For the entries that follow, say how many lines hold the string "volume", with nothing else in the reply.

PROVIDED DATA: Begin

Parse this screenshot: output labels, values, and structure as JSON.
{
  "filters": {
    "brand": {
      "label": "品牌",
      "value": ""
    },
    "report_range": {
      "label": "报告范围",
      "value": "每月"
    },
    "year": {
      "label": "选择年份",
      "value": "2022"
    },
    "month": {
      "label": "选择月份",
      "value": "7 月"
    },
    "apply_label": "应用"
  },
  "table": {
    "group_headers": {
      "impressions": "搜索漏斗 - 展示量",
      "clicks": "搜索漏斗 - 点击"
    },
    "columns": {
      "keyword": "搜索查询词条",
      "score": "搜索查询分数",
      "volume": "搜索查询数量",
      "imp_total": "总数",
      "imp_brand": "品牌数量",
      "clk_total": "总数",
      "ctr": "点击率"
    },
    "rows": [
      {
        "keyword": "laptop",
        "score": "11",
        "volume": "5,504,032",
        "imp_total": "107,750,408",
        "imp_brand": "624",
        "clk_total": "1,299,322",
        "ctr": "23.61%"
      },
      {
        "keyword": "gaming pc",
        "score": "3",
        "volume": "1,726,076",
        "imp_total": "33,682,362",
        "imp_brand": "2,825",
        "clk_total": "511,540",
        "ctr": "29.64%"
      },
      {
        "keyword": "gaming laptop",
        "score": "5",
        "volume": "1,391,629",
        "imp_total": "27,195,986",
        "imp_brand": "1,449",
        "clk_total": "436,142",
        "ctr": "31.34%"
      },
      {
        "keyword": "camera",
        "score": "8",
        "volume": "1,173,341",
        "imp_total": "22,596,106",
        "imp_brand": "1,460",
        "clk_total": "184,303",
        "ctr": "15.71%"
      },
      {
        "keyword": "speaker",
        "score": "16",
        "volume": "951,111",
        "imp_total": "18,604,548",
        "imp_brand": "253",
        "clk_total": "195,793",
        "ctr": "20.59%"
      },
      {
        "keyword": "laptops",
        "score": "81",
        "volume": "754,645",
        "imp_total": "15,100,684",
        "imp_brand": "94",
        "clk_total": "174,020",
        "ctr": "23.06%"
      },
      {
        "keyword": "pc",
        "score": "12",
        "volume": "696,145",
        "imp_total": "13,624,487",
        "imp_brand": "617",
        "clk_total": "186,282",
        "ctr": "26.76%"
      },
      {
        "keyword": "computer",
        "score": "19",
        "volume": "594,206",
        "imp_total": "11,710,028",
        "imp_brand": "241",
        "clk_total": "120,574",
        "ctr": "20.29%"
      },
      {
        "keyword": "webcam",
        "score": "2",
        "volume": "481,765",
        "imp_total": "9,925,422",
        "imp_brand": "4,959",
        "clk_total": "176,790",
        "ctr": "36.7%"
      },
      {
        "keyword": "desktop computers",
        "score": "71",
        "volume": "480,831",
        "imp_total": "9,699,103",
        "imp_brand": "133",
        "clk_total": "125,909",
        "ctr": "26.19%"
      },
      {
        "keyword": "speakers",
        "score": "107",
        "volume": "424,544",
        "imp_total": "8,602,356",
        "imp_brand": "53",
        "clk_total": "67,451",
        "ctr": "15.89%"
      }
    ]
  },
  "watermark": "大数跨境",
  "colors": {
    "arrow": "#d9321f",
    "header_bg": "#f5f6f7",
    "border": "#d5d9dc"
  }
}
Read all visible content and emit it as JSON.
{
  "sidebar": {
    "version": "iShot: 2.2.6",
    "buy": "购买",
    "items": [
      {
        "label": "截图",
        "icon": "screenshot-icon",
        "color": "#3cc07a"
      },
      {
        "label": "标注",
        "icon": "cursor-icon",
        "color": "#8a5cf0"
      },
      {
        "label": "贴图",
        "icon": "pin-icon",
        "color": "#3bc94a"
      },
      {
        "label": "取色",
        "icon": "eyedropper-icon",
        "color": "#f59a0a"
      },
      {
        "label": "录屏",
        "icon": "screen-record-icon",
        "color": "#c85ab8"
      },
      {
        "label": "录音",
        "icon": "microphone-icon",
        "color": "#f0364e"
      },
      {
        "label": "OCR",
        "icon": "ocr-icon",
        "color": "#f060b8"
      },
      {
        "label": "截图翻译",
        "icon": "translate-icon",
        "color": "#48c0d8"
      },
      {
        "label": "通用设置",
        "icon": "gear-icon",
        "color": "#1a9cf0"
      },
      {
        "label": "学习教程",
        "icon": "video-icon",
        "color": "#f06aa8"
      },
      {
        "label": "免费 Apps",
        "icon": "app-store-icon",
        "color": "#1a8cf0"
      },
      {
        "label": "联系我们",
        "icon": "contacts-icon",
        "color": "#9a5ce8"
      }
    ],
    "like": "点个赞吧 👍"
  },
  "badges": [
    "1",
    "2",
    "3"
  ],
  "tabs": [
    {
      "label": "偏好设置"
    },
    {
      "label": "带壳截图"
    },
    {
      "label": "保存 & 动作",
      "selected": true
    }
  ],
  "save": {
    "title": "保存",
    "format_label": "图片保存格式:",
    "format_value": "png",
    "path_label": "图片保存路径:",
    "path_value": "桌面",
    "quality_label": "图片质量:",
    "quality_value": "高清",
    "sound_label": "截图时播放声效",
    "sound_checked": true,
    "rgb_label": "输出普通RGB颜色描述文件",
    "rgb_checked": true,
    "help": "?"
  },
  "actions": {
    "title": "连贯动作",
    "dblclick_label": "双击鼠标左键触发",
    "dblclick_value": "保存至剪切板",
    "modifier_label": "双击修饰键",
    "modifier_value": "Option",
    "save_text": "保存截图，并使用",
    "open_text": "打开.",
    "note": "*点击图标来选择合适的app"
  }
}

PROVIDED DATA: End

__THE COMPLETED TASK__.
12